YupRocks Mineral Pictures YupRocks Mineral Pictures
Follow us on Twitter

Like us on Facebook


Photography
Home

Rocks and Minerals

Fossils

Earthquakes


1964 Alaskan Earthquake Pictures
Page:  1 | 2 | 3 | 4 | 5 | 6 | 7 | Other Earthquakes

Picture of 1964 Alaska Earthquake

The amount of tectonic uplift on Glacier Island in Prince William Sound was shown by the upper limit to which algae of the intertidal zone are on this sea cliff before and after the earthquake. The top of the band of green (still living) algae is near present post- earthquake) mean high tide. The top of the band of brown (desiccated) algae marks the approximate position of mean high tide before the earthquake. The difference in height between the top of the bands of living and of desiccated algae (3 feet) is a measure of the amount of tectonic uplift in this area.

Picture of 1964 Alaska Earthquake
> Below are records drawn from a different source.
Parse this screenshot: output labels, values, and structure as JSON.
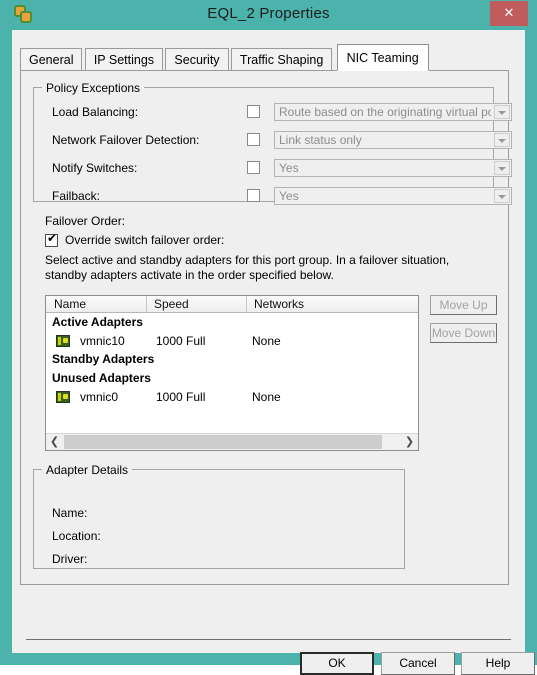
{
  "window": {
    "title": "EQL_2 Properties",
    "icon": "vsphere-link-icon",
    "close_label": "✕",
    "accent_color": "#4cb3ac",
    "close_color": "#c15c5c"
  },
  "tabs": [
    {
      "label": "General",
      "active": false
    },
    {
      "label": "IP Settings",
      "active": false
    },
    {
      "label": "Security",
      "active": false
    },
    {
      "label": "Traffic Shaping",
      "active": false
    },
    {
      "label": "NIC Teaming",
      "active": true
    }
  ],
  "policy_exceptions": {
    "title": "Policy Exceptions",
    "rows": [
      {
        "label": "Load Balancing:",
        "checked": false,
        "value": "Route based on the originating virtual port ID"
      },
      {
        "label": "Network Failover Detection:",
        "checked": false,
        "value": "Link status only"
      },
      {
        "label": "Notify Switches:",
        "checked": false,
        "value": "Yes"
      },
      {
        "label": "Failback:",
        "checked": false,
        "value": "Yes"
      }
    ]
  },
  "failover_order": {
    "label": "Failover Order:",
    "override_label": "Override switch failover order:",
    "override_checked": true,
    "override_mark": "✔",
    "description": "Select active and standby adapters for this port group.  In a failover situation, standby adapters activate  in the order specified below."
  },
  "adapter_table": {
    "columns": [
      "Name",
      "Speed",
      "Networks"
    ],
    "groups": [
      {
        "heading": "Active Adapters",
        "rows": [
          {
            "icon": "network-adapter-icon",
            "name": "vmnic10",
            "speed": "1000 Full",
            "networks": "None"
          }
        ]
      },
      {
        "heading": "Standby Adapters",
        "rows": []
      },
      {
        "heading": "Unused Adapters",
        "rows": [
          {
            "icon": "network-adapter-icon",
            "name": "vmnic0",
            "speed": "1000 Full",
            "networks": "None"
          }
        ]
      }
    ],
    "scroll_left_glyph": "❮",
    "scroll_right_glyph": "❯"
  },
  "move_buttons": {
    "up": "Move Up",
    "down": "Move Down"
  },
  "adapter_details": {
    "title": "Adapter Details",
    "fields": [
      {
        "label": "Name:",
        "value": ""
      },
      {
        "label": "Location:",
        "value": ""
      },
      {
        "label": "Driver:",
        "value": ""
      }
    ]
  },
  "dialog_buttons": {
    "ok": "OK",
    "cancel": "Cancel",
    "help": "Help"
  }
}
These spruce trees on a gravel spill on Resurrection Bay on the Kenai Peninsula are in an area which tectonically subsided 3 feet during the earthquake. The subsidence dropped the shallow roots of these trees below high tide, where they were killed by repeated inundation in salt water.

Picture of 1964 Alaska Earthquake
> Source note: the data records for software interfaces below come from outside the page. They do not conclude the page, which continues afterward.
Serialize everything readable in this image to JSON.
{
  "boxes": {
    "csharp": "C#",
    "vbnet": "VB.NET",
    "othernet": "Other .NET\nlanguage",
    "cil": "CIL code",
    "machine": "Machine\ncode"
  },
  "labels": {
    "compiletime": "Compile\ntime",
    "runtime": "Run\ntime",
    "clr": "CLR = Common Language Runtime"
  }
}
The village of Portage, at the head of Turnagain Arm of Cook Inlet, is now flooded at high tide as a result of 6 feet of tectonic subsidence during the earthquake.

Picture of 1964 Alaska Earthquake

The Hanning Bay fault was reactivated during the earthquake. Its trace is marked by a ten- to 15-foot high bedrock scarp which trends obliquely across the field of view from the right foreground to the left background. The fault trace lies between the uplifted wave-cut surface that is coated white by desiccated calcareous marine organisms and borders the open ocean and the area of brown sand and silt in the cove. The ground northwest of the fault (on the right) was displaced upward as much as 16 feet with respect to the ground southeast of the fault during the earthquake, but both sides of the fault were uplifted with respect to sea level due to general tectonic uplift of the region. The fault plane dips steeply northwest or is vertical. View is southwest along the Hanning Bay fault scarp on southwest Montague Island in Prince William Sound.

Picture of 1964 Alaska Earthquake

Hanning Bay fault scarp on Montague Island, looking northwest. Vertical displacement in the foreground, in rock, is about 12 feet. The maximum measured displacement of 14 feet is at the beach ridge near the trees in the background.

Back to Top

Credits: All earthquake photographs courtesy of the U.S. Geological Survey. YupRocks makes no copyright claims on these photographs; they are public domain and may be freely distributed.
Contact Us
Home | Contributers | Privacy Policy | WebRing | Links © Copyright 2003-2012, YupRocks Mineral Photography
Custom Search